In his book Gestures the anthropologist Desmond Morris concluded that we will never know the origin of the two-fingered salute. One theory, though widely discredited, is that the French threatened to cut off the fingers of English archers at the Battle of Agincourt; the English would hold up two fingers as a sign that the French had failed. Not to be mistaken for the victory or peace signs: Churchill often got his fingers facing the wrong way—and on a tour of Australia in 1992, George Bush Sr flicked the Vs to a group of farmers.
The ‘arm of honour’
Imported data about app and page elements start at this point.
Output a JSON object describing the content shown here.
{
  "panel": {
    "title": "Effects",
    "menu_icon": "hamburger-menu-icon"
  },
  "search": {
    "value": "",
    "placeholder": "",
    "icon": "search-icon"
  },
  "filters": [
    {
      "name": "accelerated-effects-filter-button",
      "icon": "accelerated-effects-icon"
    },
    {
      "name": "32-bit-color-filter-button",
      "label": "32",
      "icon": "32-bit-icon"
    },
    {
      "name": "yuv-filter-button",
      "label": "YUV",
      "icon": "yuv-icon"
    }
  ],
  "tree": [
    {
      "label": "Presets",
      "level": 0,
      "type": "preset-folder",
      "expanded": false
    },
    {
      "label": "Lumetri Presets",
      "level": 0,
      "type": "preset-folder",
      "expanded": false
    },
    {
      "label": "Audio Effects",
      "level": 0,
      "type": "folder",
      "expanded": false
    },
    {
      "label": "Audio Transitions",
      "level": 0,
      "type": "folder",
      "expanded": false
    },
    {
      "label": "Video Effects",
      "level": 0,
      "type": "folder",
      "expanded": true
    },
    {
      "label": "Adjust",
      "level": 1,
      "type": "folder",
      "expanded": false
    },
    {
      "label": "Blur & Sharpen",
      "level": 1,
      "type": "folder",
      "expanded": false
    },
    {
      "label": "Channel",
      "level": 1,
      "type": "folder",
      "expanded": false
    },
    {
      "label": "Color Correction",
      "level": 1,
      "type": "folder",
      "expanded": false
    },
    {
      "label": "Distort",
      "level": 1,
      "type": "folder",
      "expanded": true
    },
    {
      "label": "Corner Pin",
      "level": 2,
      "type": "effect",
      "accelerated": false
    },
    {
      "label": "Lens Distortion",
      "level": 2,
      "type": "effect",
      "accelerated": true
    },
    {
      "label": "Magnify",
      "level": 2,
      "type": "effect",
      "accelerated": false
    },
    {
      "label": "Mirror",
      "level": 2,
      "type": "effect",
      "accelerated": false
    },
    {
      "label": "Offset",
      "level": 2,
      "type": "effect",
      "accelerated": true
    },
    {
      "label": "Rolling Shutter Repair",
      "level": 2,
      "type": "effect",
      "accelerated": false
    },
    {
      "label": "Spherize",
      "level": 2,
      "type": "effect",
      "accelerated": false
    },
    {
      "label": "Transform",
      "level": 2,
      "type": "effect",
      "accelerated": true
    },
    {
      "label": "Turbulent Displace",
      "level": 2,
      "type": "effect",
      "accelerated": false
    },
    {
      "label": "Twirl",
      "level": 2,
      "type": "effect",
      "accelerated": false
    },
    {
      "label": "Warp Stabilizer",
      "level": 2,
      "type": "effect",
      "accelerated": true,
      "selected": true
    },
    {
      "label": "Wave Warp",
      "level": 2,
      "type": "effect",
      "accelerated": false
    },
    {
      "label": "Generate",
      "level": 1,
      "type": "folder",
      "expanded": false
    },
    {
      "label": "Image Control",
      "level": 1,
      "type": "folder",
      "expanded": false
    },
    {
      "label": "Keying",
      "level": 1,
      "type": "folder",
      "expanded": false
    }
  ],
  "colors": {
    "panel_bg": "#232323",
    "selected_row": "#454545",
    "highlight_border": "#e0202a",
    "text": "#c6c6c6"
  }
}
Not easily misunderstood: the slap of one hand against the crook of the opposite elbow, the aggressive thrust of the forearm and fist, and the giant phallus it is supposed to resemble. Particularly popular in France (where it is translated as “the arm of honour”) and southern European countries. An exaggerated “screw you”, if you like.
The thumbs up
In the Middle East this is possibly the biggest insult you can inflict with your shoes on. A Fonz-style double thumbs up adds insult to insult. The same goes for parts of West Africa and South America. Loosely translates as “sit on this”.
The OK sign
Like the thumbs up, the hand gesture that Westerners know to mean everything is fine (it comes from the hand signals used by divers) has other meanings elsewhere. Do it to someone in southern Europe and you’ll be telling them they are “nothing” (or “zero”); in Brazil or Turkey an “arsehole”.
Although this gesture is more commonly considered a prank to sabotage photographs, it is closely related to the Italian cornuto gesture, whereby two “horns” held up behind someone’s head is supposed to imply their spouse is cheating on them.
Biting the thumb
“I will bite my thumb at them, which is a disgrace to them, if they bear it.” So said Sampson to his fellow Capulet servant Gregory in the first scene of Romeo and Juliet. Rarely used in southern Europe these days, but surely due for a comeback.
Nobody likes having an open palm thrust in his face. In Greece, where it is known as the moutza, it means “I rub shit in your face”. It originated in Byzantine Greece where criminals were paraded through the streets, faces blackened with soot or worse.—